Đào Tấn (陶晉 , 1845-1907) was an Nguyễn dynasty mandarin, poet, and arranger of classical Vietnamese opera. He was born in the province of Bình Định (平定), a descendant of Đào Duy Từ (陶維慈, 1572-1634), a major military strategist, advisor, and mandarin who achieved great merit in helping lord Nguyễn Phúc Nguyên (阮福源, 1563-1635) establish a stronghold in southern Vietnam immediately preceding the Trịnh-Nguyễn war (鄭阮紛爭, Trịnh-Nguyễn phân tranh) which lasted until the end of the 18th century. His courtesy name (字, tự) was Chỉ Thúc (止叔) and his pen-names (號, hiệu) were Mộng Mai (夢梅) and Mai Tăng (梅僧). His first opera was completed when he only nineteen yeas old and brought him immediate fame.Though remembered today primarily for his operas, the text of which is written in a combination of classical Chinese and Vietnamese, he also left behind a collection of poetry and lyrics (詞, từ) in classical Chinese.
Tiểu trùng san
Nguyệt mãn giang thành thu dạ trường
Tây phong xuy bất đoạn
Quế hoa hương
Bích thiên như thủy lộ hoa lương
Nhân nan kiến
Hữu lệ tại la thường
Hà hử nhạn nam tường
Kham liên nhất phiến ảnh
Lạc Tiêu Tương
Bách niên thân thế phí tư lường

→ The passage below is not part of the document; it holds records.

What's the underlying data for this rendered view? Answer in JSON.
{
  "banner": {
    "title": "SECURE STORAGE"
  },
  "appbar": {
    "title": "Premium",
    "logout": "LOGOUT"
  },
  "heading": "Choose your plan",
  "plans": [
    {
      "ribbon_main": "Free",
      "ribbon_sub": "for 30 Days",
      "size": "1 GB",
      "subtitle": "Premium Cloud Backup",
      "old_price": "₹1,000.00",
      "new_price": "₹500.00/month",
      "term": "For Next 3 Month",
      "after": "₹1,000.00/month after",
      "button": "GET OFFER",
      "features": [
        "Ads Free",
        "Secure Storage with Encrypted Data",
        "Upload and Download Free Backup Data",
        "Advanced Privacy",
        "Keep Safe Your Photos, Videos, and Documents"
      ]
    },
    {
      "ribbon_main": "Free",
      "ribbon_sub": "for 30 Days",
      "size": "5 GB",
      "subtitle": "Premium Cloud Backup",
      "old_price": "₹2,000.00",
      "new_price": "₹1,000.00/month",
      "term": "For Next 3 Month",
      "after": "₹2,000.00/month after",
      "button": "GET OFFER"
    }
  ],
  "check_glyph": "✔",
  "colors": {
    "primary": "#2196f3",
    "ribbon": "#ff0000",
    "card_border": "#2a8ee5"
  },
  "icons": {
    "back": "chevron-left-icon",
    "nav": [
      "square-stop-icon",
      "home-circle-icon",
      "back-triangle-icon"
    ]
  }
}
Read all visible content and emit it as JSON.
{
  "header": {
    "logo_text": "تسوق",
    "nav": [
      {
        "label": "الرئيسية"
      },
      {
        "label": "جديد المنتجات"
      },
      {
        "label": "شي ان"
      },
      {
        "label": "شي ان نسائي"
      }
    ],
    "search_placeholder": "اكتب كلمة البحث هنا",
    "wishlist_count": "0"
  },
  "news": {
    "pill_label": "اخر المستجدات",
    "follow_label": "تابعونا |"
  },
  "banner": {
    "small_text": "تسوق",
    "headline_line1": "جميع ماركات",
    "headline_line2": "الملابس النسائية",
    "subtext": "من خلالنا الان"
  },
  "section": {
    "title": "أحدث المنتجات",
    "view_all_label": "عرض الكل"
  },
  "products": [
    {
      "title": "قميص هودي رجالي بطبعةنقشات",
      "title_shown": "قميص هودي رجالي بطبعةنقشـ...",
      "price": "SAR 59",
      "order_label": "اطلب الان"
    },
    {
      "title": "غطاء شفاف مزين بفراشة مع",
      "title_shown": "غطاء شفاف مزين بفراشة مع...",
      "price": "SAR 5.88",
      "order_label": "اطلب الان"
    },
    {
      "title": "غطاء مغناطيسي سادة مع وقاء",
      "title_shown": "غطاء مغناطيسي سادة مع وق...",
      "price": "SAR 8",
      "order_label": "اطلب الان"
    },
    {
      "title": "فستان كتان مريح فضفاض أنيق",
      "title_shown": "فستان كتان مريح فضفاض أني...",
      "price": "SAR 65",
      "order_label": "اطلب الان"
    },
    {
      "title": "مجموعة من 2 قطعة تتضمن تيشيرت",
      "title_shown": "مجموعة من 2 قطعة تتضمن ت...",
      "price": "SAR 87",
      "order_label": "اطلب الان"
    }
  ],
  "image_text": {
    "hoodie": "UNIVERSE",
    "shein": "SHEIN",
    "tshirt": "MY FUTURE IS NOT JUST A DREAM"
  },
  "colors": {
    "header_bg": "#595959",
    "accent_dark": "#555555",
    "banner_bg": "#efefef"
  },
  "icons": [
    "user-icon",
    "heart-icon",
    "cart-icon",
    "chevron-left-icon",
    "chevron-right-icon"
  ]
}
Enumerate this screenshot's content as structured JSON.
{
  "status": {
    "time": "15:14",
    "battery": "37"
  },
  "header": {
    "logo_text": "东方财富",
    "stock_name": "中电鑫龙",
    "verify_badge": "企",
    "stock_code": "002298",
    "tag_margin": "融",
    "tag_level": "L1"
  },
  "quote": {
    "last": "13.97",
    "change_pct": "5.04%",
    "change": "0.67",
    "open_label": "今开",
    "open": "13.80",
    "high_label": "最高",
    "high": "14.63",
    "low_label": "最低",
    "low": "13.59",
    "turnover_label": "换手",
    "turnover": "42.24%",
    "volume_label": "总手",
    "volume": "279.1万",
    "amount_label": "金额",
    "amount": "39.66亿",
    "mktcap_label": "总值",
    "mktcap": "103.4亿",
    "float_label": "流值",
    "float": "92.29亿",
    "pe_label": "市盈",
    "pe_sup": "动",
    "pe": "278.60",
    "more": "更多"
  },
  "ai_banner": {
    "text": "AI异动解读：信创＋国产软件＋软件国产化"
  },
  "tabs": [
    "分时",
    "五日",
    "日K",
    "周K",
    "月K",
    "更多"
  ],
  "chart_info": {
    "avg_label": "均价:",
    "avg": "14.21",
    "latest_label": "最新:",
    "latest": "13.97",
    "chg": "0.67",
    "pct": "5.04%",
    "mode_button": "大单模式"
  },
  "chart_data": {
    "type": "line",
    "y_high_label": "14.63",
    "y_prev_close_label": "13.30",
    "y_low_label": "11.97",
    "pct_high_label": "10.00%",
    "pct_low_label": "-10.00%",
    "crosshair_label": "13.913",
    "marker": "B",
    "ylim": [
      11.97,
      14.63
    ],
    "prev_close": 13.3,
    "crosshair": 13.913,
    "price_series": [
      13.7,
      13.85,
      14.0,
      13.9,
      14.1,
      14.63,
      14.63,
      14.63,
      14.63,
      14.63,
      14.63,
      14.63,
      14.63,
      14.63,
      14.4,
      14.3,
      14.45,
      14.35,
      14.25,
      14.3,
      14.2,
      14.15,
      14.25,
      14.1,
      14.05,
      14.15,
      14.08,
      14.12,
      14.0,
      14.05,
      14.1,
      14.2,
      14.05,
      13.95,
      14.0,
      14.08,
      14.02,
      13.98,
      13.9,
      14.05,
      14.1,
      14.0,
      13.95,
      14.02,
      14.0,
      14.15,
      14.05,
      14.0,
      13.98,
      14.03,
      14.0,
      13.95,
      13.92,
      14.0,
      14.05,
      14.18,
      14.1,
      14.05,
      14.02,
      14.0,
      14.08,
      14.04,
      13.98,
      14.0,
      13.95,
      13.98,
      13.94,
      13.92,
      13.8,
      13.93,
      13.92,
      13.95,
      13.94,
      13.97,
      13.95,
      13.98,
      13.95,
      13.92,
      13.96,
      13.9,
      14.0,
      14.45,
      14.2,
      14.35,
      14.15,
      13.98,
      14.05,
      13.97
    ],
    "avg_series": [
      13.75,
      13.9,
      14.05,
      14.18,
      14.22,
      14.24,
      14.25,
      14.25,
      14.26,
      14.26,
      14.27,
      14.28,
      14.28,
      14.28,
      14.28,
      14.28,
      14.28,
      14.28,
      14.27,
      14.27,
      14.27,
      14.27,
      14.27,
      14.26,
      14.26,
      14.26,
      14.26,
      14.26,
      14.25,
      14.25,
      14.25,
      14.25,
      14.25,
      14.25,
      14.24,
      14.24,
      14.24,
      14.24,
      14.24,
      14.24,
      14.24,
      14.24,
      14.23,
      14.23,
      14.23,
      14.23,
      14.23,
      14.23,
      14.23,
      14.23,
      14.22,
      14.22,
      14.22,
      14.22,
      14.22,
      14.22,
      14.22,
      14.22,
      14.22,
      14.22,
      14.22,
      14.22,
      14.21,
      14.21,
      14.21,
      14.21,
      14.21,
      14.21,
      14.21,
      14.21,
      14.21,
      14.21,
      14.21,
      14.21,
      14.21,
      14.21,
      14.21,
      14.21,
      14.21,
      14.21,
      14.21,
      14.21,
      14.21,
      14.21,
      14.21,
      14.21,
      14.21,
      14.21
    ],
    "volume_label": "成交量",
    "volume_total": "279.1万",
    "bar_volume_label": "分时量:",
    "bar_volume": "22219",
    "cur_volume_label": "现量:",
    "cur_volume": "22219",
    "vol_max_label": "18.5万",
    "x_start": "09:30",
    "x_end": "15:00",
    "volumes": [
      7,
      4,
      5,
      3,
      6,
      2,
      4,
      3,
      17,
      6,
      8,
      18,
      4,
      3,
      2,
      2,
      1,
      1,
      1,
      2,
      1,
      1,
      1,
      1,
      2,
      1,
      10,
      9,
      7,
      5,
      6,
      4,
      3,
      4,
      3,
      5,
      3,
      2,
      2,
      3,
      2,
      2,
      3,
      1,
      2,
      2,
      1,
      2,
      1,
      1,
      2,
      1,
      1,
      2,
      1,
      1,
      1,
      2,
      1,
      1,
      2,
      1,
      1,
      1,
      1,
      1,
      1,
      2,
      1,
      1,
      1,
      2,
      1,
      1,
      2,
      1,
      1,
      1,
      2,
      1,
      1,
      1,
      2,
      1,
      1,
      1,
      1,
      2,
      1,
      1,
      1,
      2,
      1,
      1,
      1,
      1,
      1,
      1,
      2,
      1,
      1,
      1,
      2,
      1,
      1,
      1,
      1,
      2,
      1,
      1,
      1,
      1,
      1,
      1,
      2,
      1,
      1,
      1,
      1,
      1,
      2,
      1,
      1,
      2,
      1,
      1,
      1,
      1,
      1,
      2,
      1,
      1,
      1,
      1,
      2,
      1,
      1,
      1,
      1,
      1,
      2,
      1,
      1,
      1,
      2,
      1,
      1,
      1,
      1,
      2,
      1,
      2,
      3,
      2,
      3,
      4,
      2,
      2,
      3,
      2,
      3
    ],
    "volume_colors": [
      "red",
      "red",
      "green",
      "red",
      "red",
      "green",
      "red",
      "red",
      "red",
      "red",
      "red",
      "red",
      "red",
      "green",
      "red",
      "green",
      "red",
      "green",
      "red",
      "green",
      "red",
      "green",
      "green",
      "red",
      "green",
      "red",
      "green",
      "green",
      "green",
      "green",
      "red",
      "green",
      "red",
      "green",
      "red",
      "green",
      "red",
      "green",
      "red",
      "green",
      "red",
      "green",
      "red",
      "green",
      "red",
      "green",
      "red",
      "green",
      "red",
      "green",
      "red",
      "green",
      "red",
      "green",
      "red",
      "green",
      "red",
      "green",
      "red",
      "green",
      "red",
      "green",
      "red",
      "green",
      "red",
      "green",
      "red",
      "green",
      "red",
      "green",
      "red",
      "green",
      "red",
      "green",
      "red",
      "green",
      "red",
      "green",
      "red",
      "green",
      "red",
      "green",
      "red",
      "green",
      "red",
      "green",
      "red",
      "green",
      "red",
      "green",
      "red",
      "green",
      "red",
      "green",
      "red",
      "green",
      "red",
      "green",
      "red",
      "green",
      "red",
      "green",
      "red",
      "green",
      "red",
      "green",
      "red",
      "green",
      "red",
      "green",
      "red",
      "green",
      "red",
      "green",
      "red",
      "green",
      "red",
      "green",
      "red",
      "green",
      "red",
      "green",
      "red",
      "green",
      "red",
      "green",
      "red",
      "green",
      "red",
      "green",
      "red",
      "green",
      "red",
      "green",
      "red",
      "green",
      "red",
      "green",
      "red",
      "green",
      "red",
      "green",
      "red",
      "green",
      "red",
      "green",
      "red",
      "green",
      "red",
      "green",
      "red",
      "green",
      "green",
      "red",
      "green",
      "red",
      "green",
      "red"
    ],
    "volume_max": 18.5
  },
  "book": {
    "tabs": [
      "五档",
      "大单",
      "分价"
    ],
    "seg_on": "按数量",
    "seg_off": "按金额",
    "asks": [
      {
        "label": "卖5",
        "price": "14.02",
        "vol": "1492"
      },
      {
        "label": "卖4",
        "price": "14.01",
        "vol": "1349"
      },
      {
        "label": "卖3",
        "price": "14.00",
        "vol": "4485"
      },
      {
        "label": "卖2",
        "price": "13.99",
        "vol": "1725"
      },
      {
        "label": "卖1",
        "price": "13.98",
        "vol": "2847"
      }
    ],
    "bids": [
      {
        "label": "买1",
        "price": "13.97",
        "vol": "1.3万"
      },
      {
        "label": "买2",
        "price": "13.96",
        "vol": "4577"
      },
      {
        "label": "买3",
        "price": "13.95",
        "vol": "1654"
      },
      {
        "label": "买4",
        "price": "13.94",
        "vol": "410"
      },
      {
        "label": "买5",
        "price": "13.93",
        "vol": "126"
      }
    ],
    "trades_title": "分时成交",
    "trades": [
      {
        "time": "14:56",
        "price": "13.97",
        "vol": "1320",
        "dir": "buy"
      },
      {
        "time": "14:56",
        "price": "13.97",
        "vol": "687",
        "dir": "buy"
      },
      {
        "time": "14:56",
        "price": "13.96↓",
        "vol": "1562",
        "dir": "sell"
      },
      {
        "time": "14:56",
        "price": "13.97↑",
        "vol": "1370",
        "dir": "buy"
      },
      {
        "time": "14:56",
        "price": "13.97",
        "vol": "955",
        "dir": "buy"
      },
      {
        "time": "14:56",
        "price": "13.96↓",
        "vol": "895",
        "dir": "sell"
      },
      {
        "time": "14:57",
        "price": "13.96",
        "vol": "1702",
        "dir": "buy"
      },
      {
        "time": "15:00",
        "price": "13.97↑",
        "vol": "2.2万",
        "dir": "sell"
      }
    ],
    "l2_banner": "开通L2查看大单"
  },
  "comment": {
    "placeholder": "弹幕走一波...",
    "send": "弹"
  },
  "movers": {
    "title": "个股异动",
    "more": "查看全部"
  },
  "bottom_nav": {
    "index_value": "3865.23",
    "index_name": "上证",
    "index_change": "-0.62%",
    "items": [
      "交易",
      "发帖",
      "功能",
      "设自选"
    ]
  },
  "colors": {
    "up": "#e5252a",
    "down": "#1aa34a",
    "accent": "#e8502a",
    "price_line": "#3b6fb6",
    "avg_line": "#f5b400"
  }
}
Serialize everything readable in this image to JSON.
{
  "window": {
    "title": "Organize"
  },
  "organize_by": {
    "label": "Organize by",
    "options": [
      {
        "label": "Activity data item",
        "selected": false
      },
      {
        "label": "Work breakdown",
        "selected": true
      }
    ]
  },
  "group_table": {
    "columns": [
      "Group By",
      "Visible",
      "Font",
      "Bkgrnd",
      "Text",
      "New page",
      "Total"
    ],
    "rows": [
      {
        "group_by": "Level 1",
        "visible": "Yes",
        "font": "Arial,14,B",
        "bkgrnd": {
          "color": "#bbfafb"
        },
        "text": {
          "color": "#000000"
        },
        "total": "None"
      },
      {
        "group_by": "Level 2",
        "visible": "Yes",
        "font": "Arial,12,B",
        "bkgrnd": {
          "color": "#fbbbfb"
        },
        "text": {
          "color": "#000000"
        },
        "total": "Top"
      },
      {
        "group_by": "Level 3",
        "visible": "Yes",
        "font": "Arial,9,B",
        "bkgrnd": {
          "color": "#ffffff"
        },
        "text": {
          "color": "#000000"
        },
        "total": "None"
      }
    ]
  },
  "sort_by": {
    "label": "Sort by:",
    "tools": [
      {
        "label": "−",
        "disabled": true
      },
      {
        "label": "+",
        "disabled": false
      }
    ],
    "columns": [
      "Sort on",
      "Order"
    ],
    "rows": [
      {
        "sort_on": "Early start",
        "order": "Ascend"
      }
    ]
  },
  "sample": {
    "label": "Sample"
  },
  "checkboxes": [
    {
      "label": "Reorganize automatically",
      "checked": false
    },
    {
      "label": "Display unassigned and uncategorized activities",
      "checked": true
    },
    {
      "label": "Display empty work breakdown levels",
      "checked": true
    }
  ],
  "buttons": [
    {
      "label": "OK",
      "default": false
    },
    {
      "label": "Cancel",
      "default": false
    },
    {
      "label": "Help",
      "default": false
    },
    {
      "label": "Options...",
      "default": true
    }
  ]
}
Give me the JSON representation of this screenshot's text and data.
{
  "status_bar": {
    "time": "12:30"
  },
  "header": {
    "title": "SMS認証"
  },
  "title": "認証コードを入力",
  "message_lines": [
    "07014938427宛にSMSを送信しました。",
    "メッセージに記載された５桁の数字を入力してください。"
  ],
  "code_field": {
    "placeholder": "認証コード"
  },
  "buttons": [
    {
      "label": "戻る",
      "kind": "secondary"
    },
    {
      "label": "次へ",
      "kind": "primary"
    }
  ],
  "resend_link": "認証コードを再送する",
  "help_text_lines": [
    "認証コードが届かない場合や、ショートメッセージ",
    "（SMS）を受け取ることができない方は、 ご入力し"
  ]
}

Không hồi thủ
Cố quốc diểu thương mang
To the tune of “Hsiao chong shan”
Moonlight fills the riverside city, the autumn night grows long
The west wind blows without end
Cassia flowers are fragrant
The blue sky is like water, covered in dew, flowers grow cold
Friends are difficult to meet
Tears fall on my thin robes.
To what place do the geese fly south?
How pitiable, this single shadow
Falling along the Hsiao-hsiang river
This lifetime of a hundred years is wasted in anxious worry
In vain turn my head and look back
The old country is lost in a vast haze
– Hsiao chong shan (小重山, Tiểu trùng san), the name of a lyric (詞, từ) originating in the Song (宋, Tống) dynasty
-Hsiao Hsiang (瀟湘, Tiêu Tương) the name of two rivers in China, in poetry used to reference separation and the sorrow of parting.